Medscape reports that a decade ago, medical errors in health care facilities nationwide contributed to as many as 98,000 deaths annually as well as many nonfatal incidents. Overall, such errors played a role in 1.5 million or more adverse drug events at the time. A recent study provided a breakdown of the rates of error in dispensing medication. Mistakes related to anticoagulants comprised 11.3% of medical errors, whereas cardiovascular drugs—namely enoxaparin, warfarin and heparin—were indicated in 24.7% of errors.

Much of the risk for error is concentrated in emergency health care departments. A study published by that National Center for Biotechnology Information noted that there are many factors that may lead to medication errors. First, nursing staff are usually stretched thin to accommodate an overcrowded ER environment. This means that nurses may have to dispense drugs without certain safety measures, such as independent double checks or the presence of a pharmacist. Furthermore, nurses may be forced to follow and communicate solely via verbal directions, which are open to misinterpretation.

In other care facilities, patients and their medical records may be known to their health care providers.

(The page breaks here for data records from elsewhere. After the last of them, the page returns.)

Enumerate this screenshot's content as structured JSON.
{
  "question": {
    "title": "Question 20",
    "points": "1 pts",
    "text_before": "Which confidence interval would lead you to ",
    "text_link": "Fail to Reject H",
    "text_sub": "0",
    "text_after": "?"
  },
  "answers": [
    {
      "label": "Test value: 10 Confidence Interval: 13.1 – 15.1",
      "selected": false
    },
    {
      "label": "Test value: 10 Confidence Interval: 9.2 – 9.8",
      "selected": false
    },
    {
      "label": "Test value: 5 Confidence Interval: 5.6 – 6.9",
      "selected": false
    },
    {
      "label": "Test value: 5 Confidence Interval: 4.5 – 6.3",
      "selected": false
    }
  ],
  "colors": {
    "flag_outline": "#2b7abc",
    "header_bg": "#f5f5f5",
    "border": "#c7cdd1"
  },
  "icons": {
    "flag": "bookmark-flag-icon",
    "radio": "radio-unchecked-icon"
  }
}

In the ER, however, doctors and nurses are unlikely to have much knowledge about the patients they treat, and they may not be able to access medical records right away.

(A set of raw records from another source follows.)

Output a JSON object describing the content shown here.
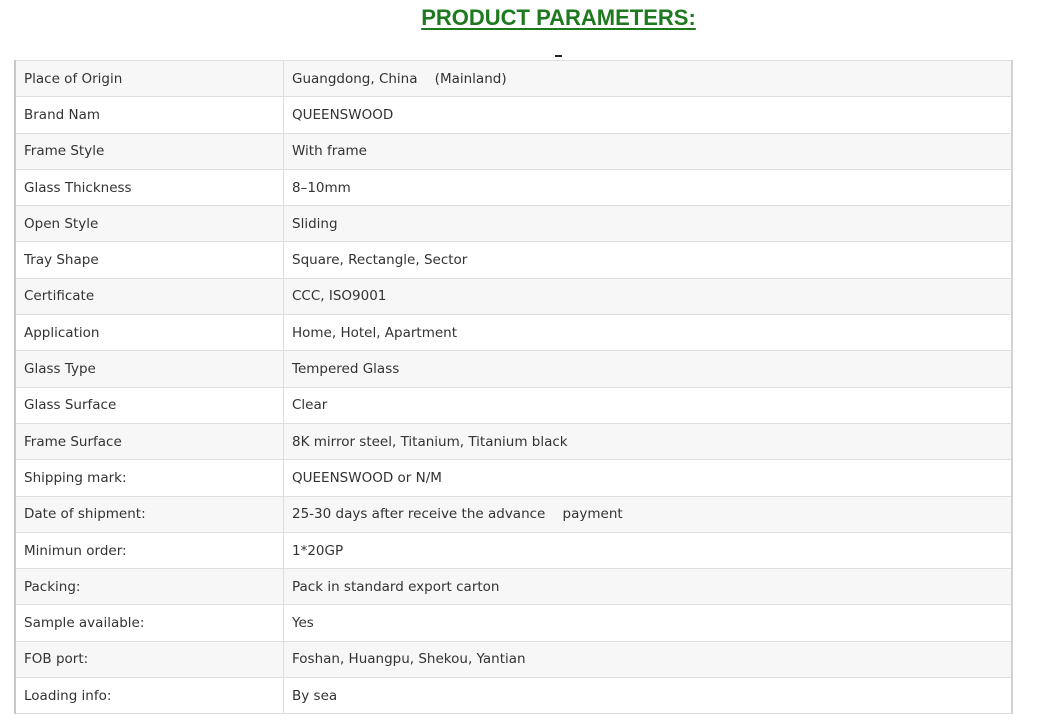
{
  "header": {
    "title": "PRODUCT PARAMETERS:"
  },
  "colors": {
    "title": "#1e7a1e",
    "row_shade": "#f7f7f7",
    "border": "#dedede",
    "text": "#333333"
  },
  "params": [
    {
      "label": "Place of Origin",
      "value": "Guangdong, China    (Mainland)"
    },
    {
      "label": "Brand Nam",
      "value": "QUEENSWOOD"
    },
    {
      "label": "Frame Style",
      "value": "With frame"
    },
    {
      "label": "Glass Thickness",
      "value": "8–10mm"
    },
    {
      "label": "Open Style",
      "value": "Sliding"
    },
    {
      "label": "Tray Shape",
      "value": "Square, Rectangle, Sector"
    },
    {
      "label": "Certificate",
      "value": "CCC, ISO9001"
    },
    {
      "label": "Application",
      "value": "Home, Hotel, Apartment"
    },
    {
      "label": "Glass Type",
      "value": "Tempered Glass"
    },
    {
      "label": "Glass Surface",
      "value": "Clear"
    },
    {
      "label": "Frame Surface",
      "value": "8K mirror steel, Titanium, Titanium black"
    },
    {
      "label": "Shipping mark:",
      "value": "QUEENSWOOD or N/M"
    },
    {
      "label": "Date of shipment:",
      "value": "25-30 days after receive the advance    payment"
    },
    {
      "label": "Minimun order:",
      "value": "1*20GP"
    },
    {
      "label": "Packing:",
      "value": "Pack in standard export carton"
    },
    {
      "label": "Sample available:",
      "value": "Yes"
    },
    {
      "label": "FOB port:",
      "value": "Foshan, Huangpu, Shekou, Yantian"
    },
    {
      "label": "Loading info:",
      "value": "By sea"
    }
  ]
}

These are just a few of the factors that may lead to errors in medication and, in some cases, adverse drug events that could have been prevented. These mistakes cost U.S. hospitals up to $3.5 billion every year. The good news is that the patient is unharmed in the vast majority (95%) of cases involving ER medical errors. However, hospitals have a long way to go to prevent adverse drug events resulting from medical mix-ups.